I'’ve reached
the heart of Shintech.

There was no doubt
in my mind.

See, you can tell a lot
about a man'’s heart

by when he chooses
to move his feet.

Now, you remember that.

I will, Grandma West.

Don'’t call me, Grandma.

Grandma West

[Pat] Hey, Roseanne.

There'’s Meryl and Bob.


-Hey, Bob.

-Hello, Bob.

We got the message
that the EPA vetoed
their air permit.

-Now what?
-Well, it will
buy us some time.

They found over 50
technical errors
in their permit,

including our student'’s
discovery that their

heaters were
actually reactors.

It will take them months
to rewrite those applications.

So, meanwhile we just
brace ourselves
for the next round?

Let'’s just hope
we'’re still here.

The Governor has
asked the state
supreme court

to investigate
the Student Law Clinic,
especially ours.

They could restrict us
representing groups
like yours in the future.

That'’s because we've
been so effective together.

You should be
proud of that.

We are proud,
and we are strong,

and now we got
some marching to do.

-All right.

Hold that banner
real high.

Enough is enough.
Enough is enough.

Enough is enough.
Enough is enough.

Enough is enough.

We have marched
from the capital

to the Governor'’s mansion
to find that Governor Foster
has gone fishing.

[crowd groaning]

[Pat] Yeah, that'’s right.
He has gone fishing.

What is it gonna take
for our officials

to realize that $700 million
plant like Shintech

cannot bring back
hundreds of lives.

Excuse me.

Seven hundred million dollars
cannot bring back one
single human life.

[crowd agreeing]

That'’s my mom.

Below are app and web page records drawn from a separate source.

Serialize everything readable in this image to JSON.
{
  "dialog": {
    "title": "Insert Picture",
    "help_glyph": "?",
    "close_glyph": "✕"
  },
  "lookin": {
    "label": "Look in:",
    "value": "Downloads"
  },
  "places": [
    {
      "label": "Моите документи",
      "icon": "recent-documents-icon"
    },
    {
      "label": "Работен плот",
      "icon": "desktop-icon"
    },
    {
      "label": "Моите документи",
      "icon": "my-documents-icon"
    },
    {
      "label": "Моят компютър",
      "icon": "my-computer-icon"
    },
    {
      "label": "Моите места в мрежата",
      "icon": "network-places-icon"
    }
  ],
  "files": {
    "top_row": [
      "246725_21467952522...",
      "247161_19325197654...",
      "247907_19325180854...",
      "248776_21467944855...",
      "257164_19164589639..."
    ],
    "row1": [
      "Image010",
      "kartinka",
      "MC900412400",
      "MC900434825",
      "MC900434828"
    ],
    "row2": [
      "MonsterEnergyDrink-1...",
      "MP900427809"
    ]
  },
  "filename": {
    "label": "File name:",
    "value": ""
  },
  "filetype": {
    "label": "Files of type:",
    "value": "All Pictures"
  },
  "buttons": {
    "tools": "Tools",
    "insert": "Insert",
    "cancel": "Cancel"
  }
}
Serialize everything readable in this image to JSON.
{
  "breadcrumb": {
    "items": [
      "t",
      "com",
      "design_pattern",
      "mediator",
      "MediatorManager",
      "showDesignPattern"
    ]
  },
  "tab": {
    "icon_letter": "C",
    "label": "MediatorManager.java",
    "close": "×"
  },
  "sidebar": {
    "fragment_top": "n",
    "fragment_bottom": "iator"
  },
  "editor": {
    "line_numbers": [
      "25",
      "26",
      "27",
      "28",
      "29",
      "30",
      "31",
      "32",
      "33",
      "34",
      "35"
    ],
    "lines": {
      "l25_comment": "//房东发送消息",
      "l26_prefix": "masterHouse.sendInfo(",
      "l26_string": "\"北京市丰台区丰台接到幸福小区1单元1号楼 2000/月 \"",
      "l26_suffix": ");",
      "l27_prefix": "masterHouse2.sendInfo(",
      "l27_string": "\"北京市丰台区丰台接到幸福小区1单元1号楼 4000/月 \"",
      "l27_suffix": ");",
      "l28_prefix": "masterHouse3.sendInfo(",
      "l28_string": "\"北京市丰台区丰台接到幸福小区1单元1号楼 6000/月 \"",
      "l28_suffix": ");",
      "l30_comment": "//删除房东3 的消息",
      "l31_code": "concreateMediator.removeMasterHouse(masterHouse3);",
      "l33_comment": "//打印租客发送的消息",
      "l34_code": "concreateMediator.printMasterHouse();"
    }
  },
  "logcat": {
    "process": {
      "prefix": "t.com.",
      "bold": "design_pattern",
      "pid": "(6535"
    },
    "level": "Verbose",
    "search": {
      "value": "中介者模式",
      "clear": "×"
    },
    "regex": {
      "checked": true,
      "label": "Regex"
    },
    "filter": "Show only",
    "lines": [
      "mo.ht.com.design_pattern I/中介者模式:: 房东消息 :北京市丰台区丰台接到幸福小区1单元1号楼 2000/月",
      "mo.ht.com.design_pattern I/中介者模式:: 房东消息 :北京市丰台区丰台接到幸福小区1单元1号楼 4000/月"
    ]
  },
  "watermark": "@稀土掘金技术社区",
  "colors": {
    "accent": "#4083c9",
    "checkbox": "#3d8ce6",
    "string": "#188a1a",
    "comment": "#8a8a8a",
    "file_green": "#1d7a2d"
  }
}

We'’re sitting
on a time bomb

and the future
of our children...

I mean,
all of our children
is at stake.

Now, when
are our officials
gonna wake up?

And realize that they have
to put people first...

[crowd supporting]

And quit putting
profits first.

And we'’re not
gonna go away
until they do.

-Is that right?

We'’re gonna stay
in their face
every single day,

until they clean up
their act.

[crowd applauding]

[ship horn blowing]

-[James] Pat?

[James] Darren left
something for you.

It'’s on the
kitchen table.

[Pat] All right.

[soft music playing]


-Oh, no...

[people chatting]

Lisa? There she is!

With the baby.

[all clamoring]

I'’m good.

What a beautiful boy!

Don'’t worry, Roger.

I'’ve done this once
or twice before.

Thank you
for driving down.

Oh, God, I wouldn'’t
have missed it.

Darren. Hey, Darren.

-Thank you.

And besides, ladies,
I have some information
for you

that I just couldn'’t
phone or fax.

Even though the EPA
hasn'’t ruled yet,

on our Environmental
Justice suit,

What'’s happened now?

Shintech surrendered.

What do you mean?

[Lisa] I mean, they realized
that you ladies weren'’t
gonna go away and they

couldn'’t afford any more
delays, so they cut
their losses and they'’re

gonna locate elsewhere.

Outside of St. James Parish.

Thank you.

[excited exclamations]

[Emelda] We did it!
we did it together,
you see?

We did it together.

We did it!

And the new plant,
by the way,
will be far smaller,

and it will not produce
vinyl chloride, chlorine,
or EDC.

[hooting and cheering]

[rousing music playing]

[Pat] I love it here
so much.

[baby whimpering]

[Lisa] I bet after two years
it feels good to have
your life back.

[Pat] Mmm.

You know, I'’d do it
all over again.

[Lisa] Really?

The people I'’ve met...

Regular, hardworking people,

who care about their kids
and their homes.

It'’s very powerful.

Well, I'’m relieved
it'’s over.

Oh, don'’t talk crazy.

There'’s nothing over.

We stopped Shintech,

but there'’s plenty
other polluters

propelling me
to fight this fight.

You know, I believe your God
has me here for a reason.

You know, I got
a late start.

Like Moses was 80
when He started to use him.

So, I say, "Emelda,
He wants to use you
right now."

And with Pat Melancon
and Lisa LaVie,

white, black, old, young.

You know, I don'’t have
a college degree.

But with Pat, we'’re
a hard combination to stop.

Oh, yes! Oh, yes!

[upbeat music playing]